What is of interest, and what Mandela implied, was that at no time has Khadaffy's human rights record vis-à-vis Lybians been raised by the US. What is attacked is his support of terrorist groups, an irony when one considers that the Bulgarians and Syrians, who lead the way in this domain, are not ever mentioned by Uncle Sam in this context.

Mandela's treatment of Israel was masterful. There is something particularly sinister about Israel's longstanding link with South Africa's National Party, the very party that so actively supported the III Reich. Mandela was too tactful to raise this issue. Israel gets three billion US per year in foreign aid and all of Sub-Saharan Africa gets only 500 million. No, Mr. Mandela was very tactful.

Well, sir, I could ramble on. There's Cardinal Ratzinger's latest shot at Catholic theologians making public their reservations on theological matters; or O'Connor of New York threatening excommunication re Catholic politicians on pro-choice, but it's late and I am sleepy. Robert Thompson, Geneva and New York.

Regrets for the death of Walker Percy, too bad! I wish for Pietisten to publish an excellent sermon from Tim Sporrong called "Dead Preachers Society." Runar Eldebo, Lidingö, Sweden.

have always enjoyed Pietisten meetings when comments from the letters of Robert Thompson are read. Their reading sparks discussion with good humor and gratitude for his distinctive voice among ours. Thompson is part of the reason why it is so much fun to put this little journal into the larger world. So, I am grateful for his reading and written critique [Vol. V, Summer, 1990, p. 18] of my article, "Herod" [Vol. IV, Winter, 1989, pp. 1-4].

In this critique, however, he suggests a confusion in my mind, which I cannot leave unanswered. He is correct when he writes that he is working from memory and not from the article, which remained in Islamabad. The lack of present text may have left him confused about the "murky waters of pedophilia/homosexuality," but my article left no confusion. I do not equate the two, and I did not confuse them in the article. Let me be even more specific. I do not regard homosexuality as a sexual disorder, as such. In this sense it seems to me to offer the same potential for blessing and brokenness that hetero-sexual orientation offers to other persons. The sexual abuse of children is another matter. And the anguish that follows in the lives of the abused cares little if the abuser is Socrates or the Uncle who visits on Christmas holidays. And, frankly, I don't care either.

In addition, I do not damn the person I was counseling — but I also do not deny the anger I felt in hearing his story. Both anger and non-judgment must be present to validate the other person and what they have come to confess, as well as to offer presence and hope in that journey of facing oneself and the persons one has abused. I hope you will re-read the conclusion of the article, Robert. Luther's comment reveals clearly the intent of the Gospel to be radically inclusive so as to include each of us. But that inclusivity cannot be used to avoid the hurt at the center of these dramas. It seems to me that this is one result of the narrative structure Matthew constructs around the birth stories.

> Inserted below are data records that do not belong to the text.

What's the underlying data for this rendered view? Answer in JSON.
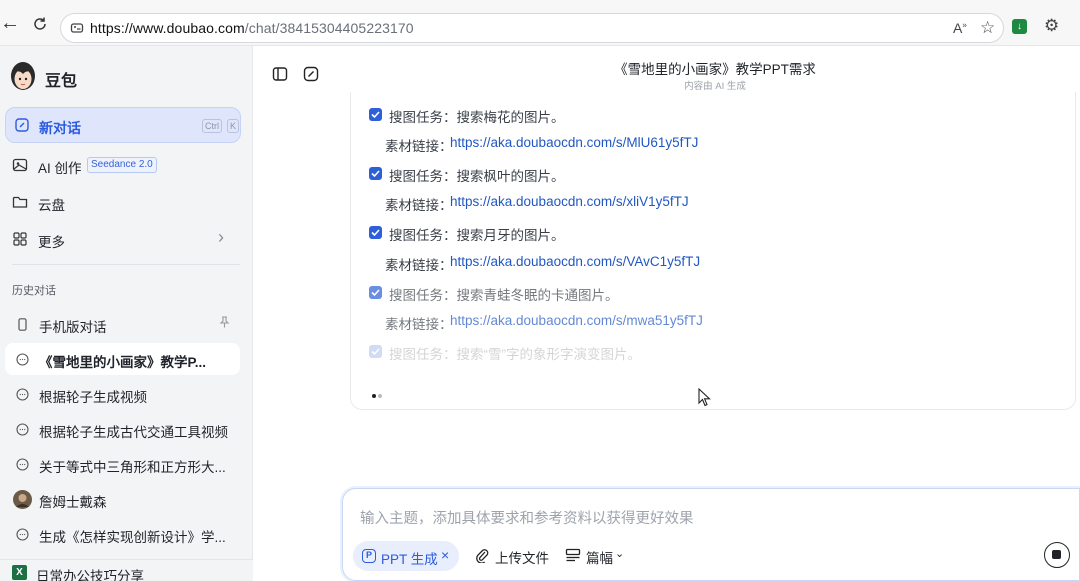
{
  "browser": {
    "url_host": "https://www.doubao.com",
    "url_path": "/chat/38415304405223170"
  },
  "sidebar": {
    "brand": "豆包",
    "new_chat": "新对话",
    "shortcut_ctrl": "Ctrl",
    "shortcut_key": "K",
    "ai_create": "AI 创作",
    "ai_badge": "Seedance 2.0",
    "cloud": "云盘",
    "more": "更多",
    "history_title": "历史对话",
    "history": [
      "手机版对话",
      "《雪地里的小画家》教学P...",
      "根据轮子生成视频",
      "根据轮子生成古代交通工具视频",
      "关于等式中三角形和正方形大...",
      "詹姆士戴森",
      "生成《怎样实现创新设计》学..."
    ],
    "bottom_item": "日常办公技巧分享"
  },
  "chat": {
    "title": "《雪地里的小画家》教学PPT需求",
    "subtitle": "内容由 AI 生成",
    "link_label": "素材链接：",
    "tasks": [
      {
        "text": "搜图任务：搜索梅花的图片。",
        "link": "https://aka.doubaocdn.com/s/MlU61y5fTJ"
      },
      {
        "text": "搜图任务：搜索枫叶的图片。",
        "link": "https://aka.doubaocdn.com/s/xliV1y5fTJ"
      },
      {
        "text": "搜图任务：搜索月牙的图片。",
        "link": "https://aka.doubaocdn.com/s/VAvC1y5fTJ"
      },
      {
        "text": "搜图任务：搜索青蛙冬眠的卡通图片。",
        "link": "https://aka.doubaocdn.com/s/mwa51y5fTJ"
      },
      {
        "text": "搜图任务：搜索“雪”字的象形字演变图片。"
      }
    ]
  },
  "input": {
    "placeholder": "输入主题，添加具体要求和参考资料以获得更好效果",
    "chip_label": "PPT 生成",
    "upload": "上传文件",
    "length": "篇幅"
  },
  "colors": {
    "accent": "#2d5be0",
    "link": "#2157c2",
    "sidebar_bg": "#f3f4f6"
  }
}
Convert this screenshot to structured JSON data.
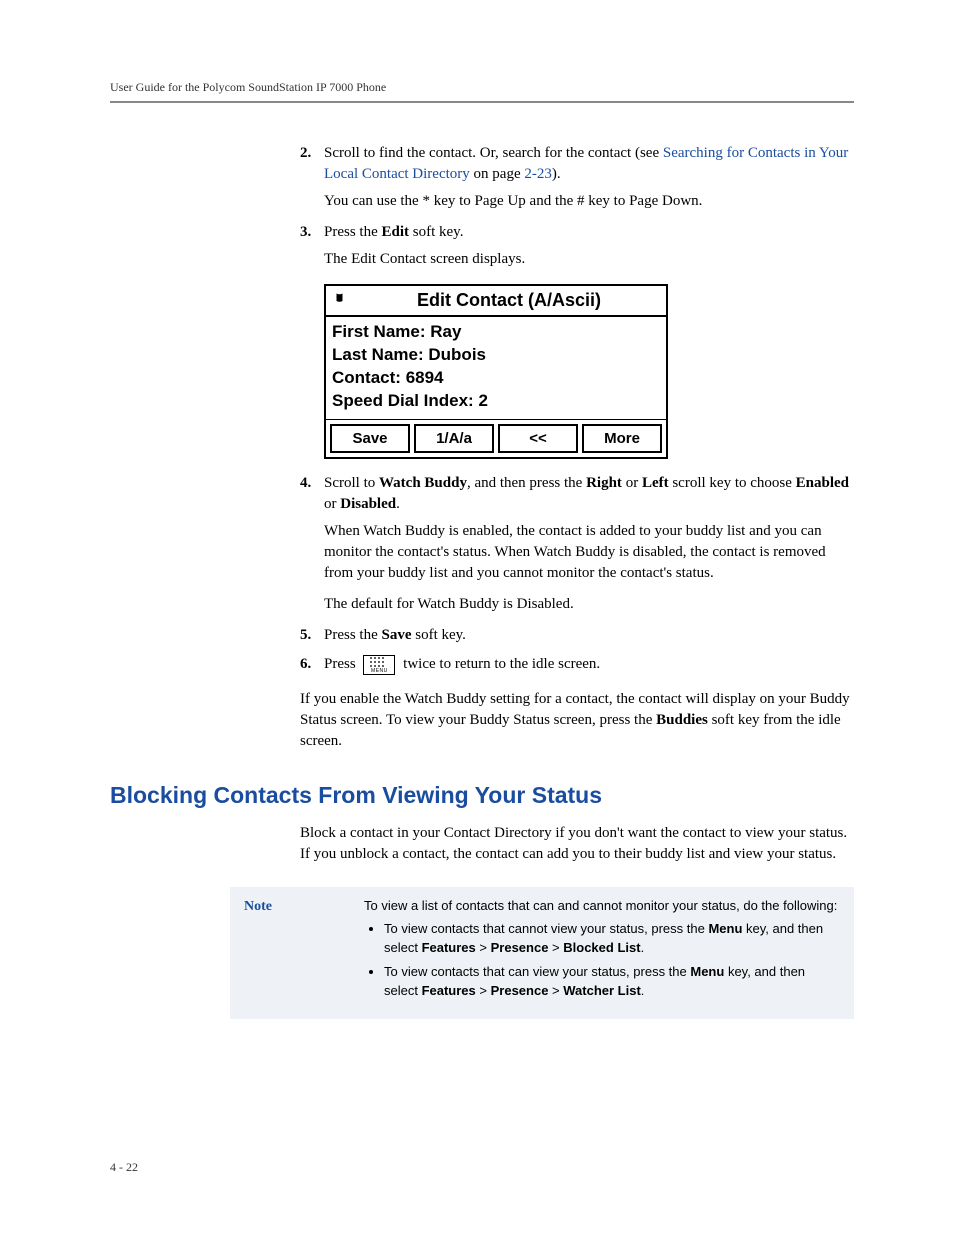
{
  "header": {
    "guide_title": "User Guide for the Polycom SoundStation IP 7000 Phone"
  },
  "steps": {
    "s2": {
      "num": "2.",
      "pre": "Scroll to find the contact. Or, search for the contact (see ",
      "link1": "Searching for Contacts in Your Local Contact Directory",
      "mid": " on page ",
      "pageref": "2-23",
      "post": ").",
      "note": "You can use the * key to Page Up and the # key to Page Down."
    },
    "s3": {
      "num": "3.",
      "pre": "Press the ",
      "bold": "Edit",
      "post": " soft key.",
      "after": "The Edit Contact screen displays."
    },
    "s4": {
      "num": "4.",
      "t1": "Scroll to ",
      "b1": "Watch Buddy",
      "t2": ", and then press the ",
      "b2": "Right",
      "t3": " or ",
      "b3": "Left",
      "t4": " scroll key to choose ",
      "b4": "Enabled",
      "t5": " or ",
      "b5": "Disabled",
      "t6": ".",
      "para2": "When Watch Buddy is enabled, the contact is added to your buddy list and you can monitor the contact's status. When Watch Buddy is disabled, the contact is removed from your buddy list and you cannot monitor the contact's status.",
      "para3": "The default for Watch Buddy is Disabled."
    },
    "s5": {
      "num": "5.",
      "pre": "Press the ",
      "bold": "Save",
      "post": " soft key."
    },
    "s6": {
      "num": "6.",
      "pre": "Press ",
      "post": " twice to return to the idle screen."
    },
    "closing": {
      "t1": "If you enable the Watch Buddy setting for a contact, the contact will display on your Buddy Status screen. To view your Buddy Status screen, press the ",
      "b1": "Buddies",
      "t2": " soft key from the idle screen."
    }
  },
  "chart_data": {
    "type": "table",
    "title": "Edit Contact (A/Ascii)",
    "fields": [
      {
        "label": "First Name",
        "value": "Ray"
      },
      {
        "label": "Last Name",
        "value": "Dubois"
      },
      {
        "label": "Contact",
        "value": "6894"
      },
      {
        "label": "Speed Dial Index",
        "value": "2"
      }
    ],
    "softkeys": [
      "Save",
      "1/A/a",
      "<<",
      "More"
    ]
  },
  "section": {
    "heading": "Blocking Contacts From Viewing Your Status",
    "intro": "Block a contact in your Contact Directory if you don't want the contact to view your status. If you unblock a contact, the contact can add you to their buddy list and view your status."
  },
  "note": {
    "label": "Note",
    "lead": "To view a list of contacts that can and cannot monitor your status, do the following:",
    "bullets": [
      {
        "t1": "To view contacts that cannot view your status, press the ",
        "b1": "Menu",
        "t2": " key, and then select ",
        "b2": "Features",
        "sep": " > ",
        "b3": "Presence",
        "b4": "Blocked List",
        "end": "."
      },
      {
        "t1": "To view contacts that can view your status, press the ",
        "b1": "Menu",
        "t2": " key, and then select ",
        "b2": "Features",
        "sep": " > ",
        "b3": "Presence",
        "b4": "Watcher List",
        "end": "."
      }
    ]
  },
  "footer": {
    "page": "4 - 22"
  }
}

We could, as has been done many times, equate Herod with rulers like Richard the Third (though even Shakespeare's imagination could hardly pull off such an allusion) and call the elimination of political rivals the natural act (and understandable?) of a man whose power is threatened. We could even eliminate the narrative as historically suspect, as you would urge us do.

Or, we might discover that, in the madness of that night when children died, the lover of children was born. Herein lies the mystery and hope of the Gospel. If you find the wandering copy of Pietisten on route to Bangkok, you might re-read the article and send off another letter. Perhaps it will refresh your memory. David Hawkinson, Contributing Editor.